Despite these shortcomings, Boqvist adds a dynamic to the blueline that any GM covets. What he needs to work on with his risk-taking and physical assertiveness he more than makes up for with his ability to act as a fulcrum for a team’s offense, and he brings a flair to a team’s back end that definitely warrants consideration for a top 10 pick.
Note: Adam is wearing #3 in this video. Other prominent 2018 prospects appearing in this video that are in the top 50 on NHL CSS’s NA and International Midterm rankings:
On Canada: Ty Smith (#3, #14 on NHL CSS), Calen Addison (#5, #34 on NHL CSS), Noah Dobson (#6, #8 on NHL CSS), Ryan Merkley (#7, #23 on NHL CSS), Jett Woo (#8, #20 on NHL CSS), Joe Veleno (#9, #13 on NHL CSS), Jared McIsaac (#14, #12 on NHL CSS), Akil Thomas (#16, #10 on NHL CSS), Ty Dellandrea (#18, #76 on NHL CSS), Benoit-Olivier Groulx (#19, #18 on NHL CSS), Jack McBain (#20, #29 on NHL CSS), Barrett Hayton (#21, #6 on NHL CSS), Serron Noel (#22, #9 on NHL CSS), Gabriel Fortier (#17, #35 on NHL CSS), and Kevin Bahl (#2, #30 on NHL CSS).
On Sweden: Rasmus Sandin (#9, #15 on NHL CSS), Filip Johansson (#5, #17 on NHL CSS), Axel Andersson (#6, #22 on NHL CSS), Adam Ginning (#10, #7 on NHL CSS), Oskar Back (#11, #26 on NHL CSS), David Lilja (#12, #35 on NHL CSS), David Gustafsson (#13, #23 on NHL CSS), Filip Hallander (#15, #12 on NHL CSS), Samuel Fagemo (#16, #40 on NHL CSS), Jonatan Berggern (#17, #24 on NHL CSS), Albin Eriksson (#20, #21 on NHL CSS), Jacob Olofsson (#21, #5 on NHL CSS), Lukas Wernblom (#23, #31 on NHL CSS), and Marcus Westfalt (#26, #44 on NHL CSS). Video Credit: Hockey Slovakia - YouTube
Video Credit: The Draft Analyst - YouTube
Video Credit: Swedish Hockey Prospects - YouTube
Video Credit: aj ranger - YouTube
Let’s not mince words here. The Wings are not exactly inspiring any confidence this year. At the moment, they are standing in the bottom 5 in the league, and there’s still a very good chance that they miss out on the top 5 because the way the lottery system is set up. However, there could still be a serious chance that Adam Boqvist falls into the Wings’ lap in June, and the Wings may end up with a pretty tough dilemma of who to pick, especially given some of the other talent that would be available for them to pick at that position.
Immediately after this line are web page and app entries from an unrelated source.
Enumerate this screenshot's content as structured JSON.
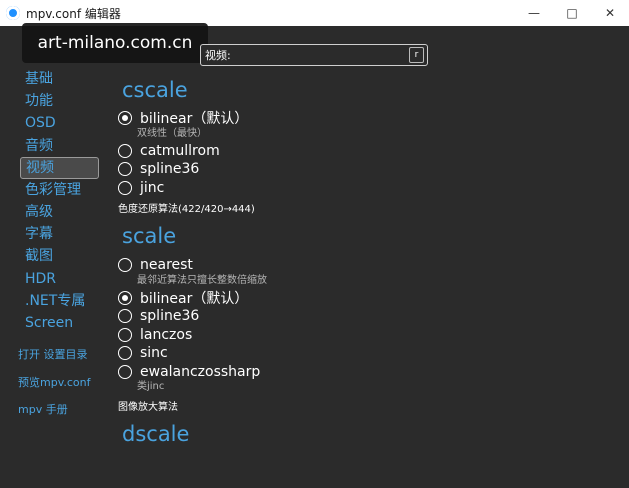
{
  "window": {
    "title": "mpv.conf 编辑器",
    "controls": {
      "minimize": "—",
      "maximize": "□",
      "close": "✕"
    }
  },
  "watermark": "art-milano.com.cn",
  "search": {
    "placeholder": "视频:",
    "button": "r"
  },
  "sidebar": {
    "items": [
      "基础",
      "功能",
      "OSD",
      "音频",
      "视频",
      "色彩管理",
      "高级",
      "字幕",
      "截图",
      "HDR",
      ".NET专属",
      "Screen"
    ],
    "active": "视频",
    "links": [
      "打开 设置目录",
      "预览mpv.conf",
      "mpv 手册"
    ]
  },
  "sections": {
    "cscale": {
      "title": "cscale",
      "options": [
        {
          "label": "bilinear（默认）",
          "checked": true,
          "desc": "双线性（最快）"
        },
        {
          "label": "catmullrom",
          "checked": false
        },
        {
          "label": "spline36",
          "checked": false
        },
        {
          "label": "jinc",
          "checked": false
        }
      ],
      "note": "色度还原算法(422/420→444)"
    },
    "scale": {
      "title": "scale",
      "options": [
        {
          "label": "nearest",
          "checked": false,
          "desc": "最邻近算法只擅长整数倍缩放"
        },
        {
          "label": "bilinear（默认）",
          "checked": true
        },
        {
          "label": "spline36",
          "checked": false
        },
        {
          "label": "lanczos",
          "checked": false
        },
        {
          "label": "sinc",
          "checked": false
        },
        {
          "label": "ewalanczossharp",
          "checked": false,
          "desc": "类jinc"
        }
      ],
      "note": "图像放大算法"
    },
    "dscale": {
      "title": "dscale"
    }
  },
  "colors": {
    "accent": "#4aa3df",
    "background": "#2b2b2b",
    "titlebar": "#ffffff",
    "active_nav_bg": "#4a4a4a"
  }
}
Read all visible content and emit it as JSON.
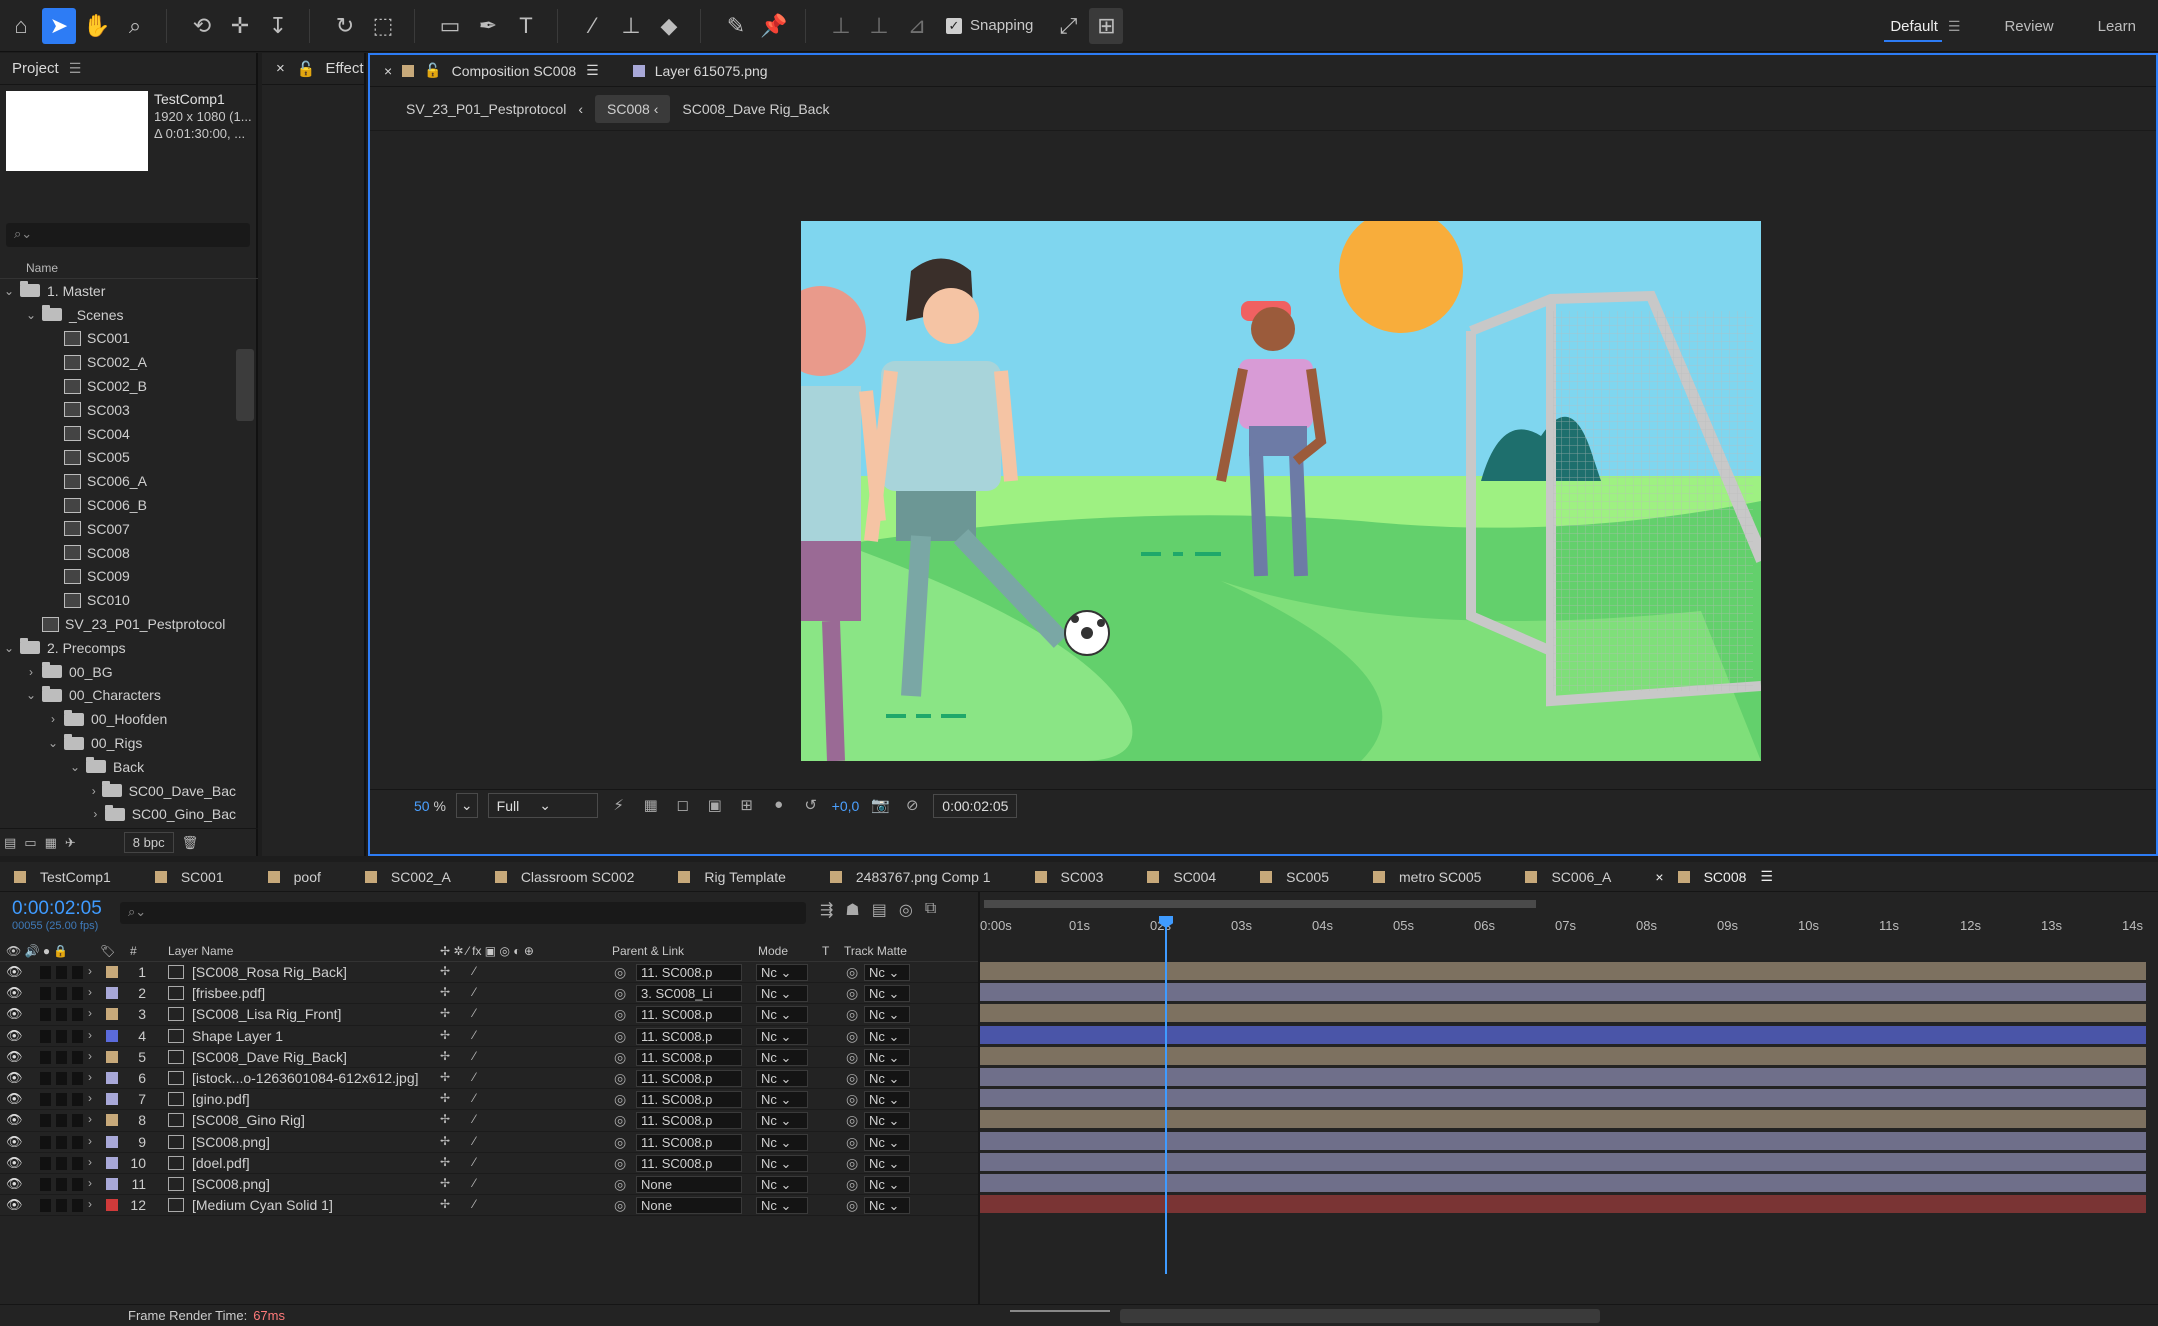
{
  "toolbar": {
    "tools": [
      "home-icon",
      "selection-icon",
      "hand-icon",
      "zoom-icon",
      "orbit-icon",
      "pan-behind-icon",
      "track-z-icon",
      "rotate-icon",
      "anchor-icon",
      "rectangle-icon",
      "pen-icon",
      "type-icon",
      "brush-icon",
      "stamp-icon",
      "eraser-icon",
      "roto-icon",
      "puppet-icon"
    ],
    "snapping_label": "Snapping",
    "workspaces": [
      "Default",
      "Review",
      "Learn"
    ]
  },
  "project": {
    "tab": "Project",
    "comp_name": "TestComp1",
    "comp_size": "1920 x 1080 (1...",
    "comp_duration": "Δ 0:01:30:00, ...",
    "search_placeholder": "",
    "col_name": "Name",
    "items": [
      {
        "label": "1. Master",
        "depth": 0,
        "type": "folder",
        "open": true
      },
      {
        "label": "_Scenes",
        "depth": 1,
        "type": "folder",
        "open": true
      },
      {
        "label": "SC001",
        "depth": 2,
        "type": "comp"
      },
      {
        "label": "SC002_A",
        "depth": 2,
        "type": "comp"
      },
      {
        "label": "SC002_B",
        "depth": 2,
        "type": "comp"
      },
      {
        "label": "SC003",
        "depth": 2,
        "type": "comp"
      },
      {
        "label": "SC004",
        "depth": 2,
        "type": "comp"
      },
      {
        "label": "SC005",
        "depth": 2,
        "type": "comp"
      },
      {
        "label": "SC006_A",
        "depth": 2,
        "type": "comp"
      },
      {
        "label": "SC006_B",
        "depth": 2,
        "type": "comp"
      },
      {
        "label": "SC007",
        "depth": 2,
        "type": "comp"
      },
      {
        "label": "SC008",
        "depth": 2,
        "type": "comp"
      },
      {
        "label": "SC009",
        "depth": 2,
        "type": "comp"
      },
      {
        "label": "SC010",
        "depth": 2,
        "type": "comp"
      },
      {
        "label": "SV_23_P01_Pestprotocol",
        "depth": 1,
        "type": "comp"
      },
      {
        "label": "2. Precomps",
        "depth": 0,
        "type": "folder",
        "open": true
      },
      {
        "label": "00_BG",
        "depth": 1,
        "type": "folder",
        "open": false
      },
      {
        "label": "00_Characters",
        "depth": 1,
        "type": "folder",
        "open": true
      },
      {
        "label": "00_Hoofden",
        "depth": 2,
        "type": "folder",
        "open": false
      },
      {
        "label": "00_Rigs",
        "depth": 2,
        "type": "folder",
        "open": true
      },
      {
        "label": "Back",
        "depth": 3,
        "type": "folder",
        "open": true
      },
      {
        "label": "SC00_Dave_Bac",
        "depth": 4,
        "type": "folder",
        "open": false
      },
      {
        "label": "SC00_Gino_Bac",
        "depth": 4,
        "type": "folder",
        "open": false
      }
    ],
    "bpc": "8 bpc"
  },
  "effect": {
    "tab": "Effect C"
  },
  "comp": {
    "tabs": [
      {
        "label": "Composition SC008",
        "color": "#c7a97a"
      },
      {
        "label": "Layer 615075.png",
        "color": "#a8a8d8"
      }
    ],
    "crumbs": [
      "SV_23_P01_Pestprotocol",
      "SC008",
      "SC008_Dave Rig_Back"
    ],
    "zoom": "50",
    "zoom_unit": "%",
    "resolution": "Full",
    "exposure": "+0,0",
    "timecode": "0:00:02:05"
  },
  "timeline": {
    "tabs": [
      {
        "label": "TestComp1",
        "color": "#c7a97a"
      },
      {
        "label": "SC001",
        "color": "#c7a97a"
      },
      {
        "label": "poof",
        "color": "#c7a97a"
      },
      {
        "label": "SC002_A",
        "color": "#c7a97a"
      },
      {
        "label": "Classroom SC002",
        "color": "#c7a97a"
      },
      {
        "label": "Rig Template",
        "color": "#c7a97a"
      },
      {
        "label": "2483767.png Comp 1",
        "color": "#c7a97a"
      },
      {
        "label": "SC003",
        "color": "#c7a97a"
      },
      {
        "label": "SC004",
        "color": "#c7a97a"
      },
      {
        "label": "SC005",
        "color": "#c7a97a"
      },
      {
        "label": "metro SC005",
        "color": "#c7a97a"
      },
      {
        "label": "SC006_A",
        "color": "#c7a97a"
      },
      {
        "label": "SC008",
        "color": "#c7a97a"
      }
    ],
    "timecode": "0:00:02:05",
    "frame_info": "00055 (25.00 fps)",
    "headers": {
      "layer_name": "Layer Name",
      "parent": "Parent & Link",
      "mode": "Mode",
      "t": "T",
      "track_matte": "Track Matte"
    },
    "ruler": [
      "0:00s",
      "01s",
      "02s",
      "03s",
      "04s",
      "05s",
      "06s",
      "07s",
      "08s",
      "09s",
      "10s",
      "11s",
      "12s",
      "13s",
      "14s"
    ],
    "layers": [
      {
        "num": "1",
        "name": "[SC008_Rosa Rig_Back]",
        "label": "#c7a97a",
        "parent": "11. SC008.p",
        "mode": "Nc",
        "matte": "Nc",
        "bar": "#7d7160"
      },
      {
        "num": "2",
        "name": "[frisbee.pdf]",
        "label": "#a8a8d8",
        "parent": "3. SC008_Li",
        "mode": "Nc",
        "matte": "Nc",
        "bar": "#6f6f8a"
      },
      {
        "num": "3",
        "name": "[SC008_Lisa Rig_Front]",
        "label": "#c7a97a",
        "parent": "11. SC008.p",
        "mode": "Nc",
        "matte": "Nc",
        "bar": "#7d7160"
      },
      {
        "num": "4",
        "name": "Shape Layer 1",
        "label": "#5b6bdc",
        "parent": "11. SC008.p",
        "mode": "Nc",
        "matte": "Nc",
        "bar": "#4a55a8"
      },
      {
        "num": "5",
        "name": "[SC008_Dave Rig_Back]",
        "label": "#c7a97a",
        "parent": "11. SC008.p",
        "mode": "Nc",
        "matte": "Nc",
        "bar": "#7d7160"
      },
      {
        "num": "6",
        "name": "[istock...o-1263601084-612x612.jpg]",
        "label": "#a8a8d8",
        "parent": "11. SC008.p",
        "mode": "Nc",
        "matte": "Nc",
        "bar": "#6f6f8a"
      },
      {
        "num": "7",
        "name": "[gino.pdf]",
        "label": "#a8a8d8",
        "parent": "11. SC008.p",
        "mode": "Nc",
        "matte": "Nc",
        "bar": "#6f6f8a"
      },
      {
        "num": "8",
        "name": "[SC008_Gino Rig]",
        "label": "#c7a97a",
        "parent": "11. SC008.p",
        "mode": "Nc",
        "matte": "Nc",
        "bar": "#7d7160"
      },
      {
        "num": "9",
        "name": "[SC008.png]",
        "label": "#a8a8d8",
        "parent": "11. SC008.p",
        "mode": "Nc",
        "matte": "Nc",
        "bar": "#6f6f8a"
      },
      {
        "num": "10",
        "name": "[doel.pdf]",
        "label": "#a8a8d8",
        "parent": "11. SC008.p",
        "mode": "Nc",
        "matte": "Nc",
        "bar": "#6f6f8a"
      },
      {
        "num": "11",
        "name": "[SC008.png]",
        "label": "#a8a8d8",
        "parent": "None",
        "mode": "Nc",
        "matte": "Nc",
        "bar": "#6f6f8a"
      },
      {
        "num": "12",
        "name": "[Medium Cyan Solid 1]",
        "label": "#d03a3a",
        "parent": "None",
        "mode": "Nc",
        "matte": "Nc",
        "bar": "#7a3434"
      }
    ]
  },
  "status": {
    "label": "Frame Render Time:",
    "value": "67ms"
  }
}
That being said, I’ve always argued that you can never have too many good defensive prospects, and getting one of Boqvist, Smith, or Hughes would really bolster the Wings’ defensive core down the line, even if they do miss out on Rasmus Dahlin. With all of the options available, however, the front office has some serious homework that they need to do in deciding who they take, and it would have to be a very good prospect for me to even consider passing Boqvist up.
Anyways, that is all for today’s report. Next up is a prospect who has been made waves at the World Junior Championship. He is someone that fans of the team who draft him will love, and everyone else will loathe completely. I am, of course, talking about Brady Tkachuk. Happy New Year everyone, and thanks for reading!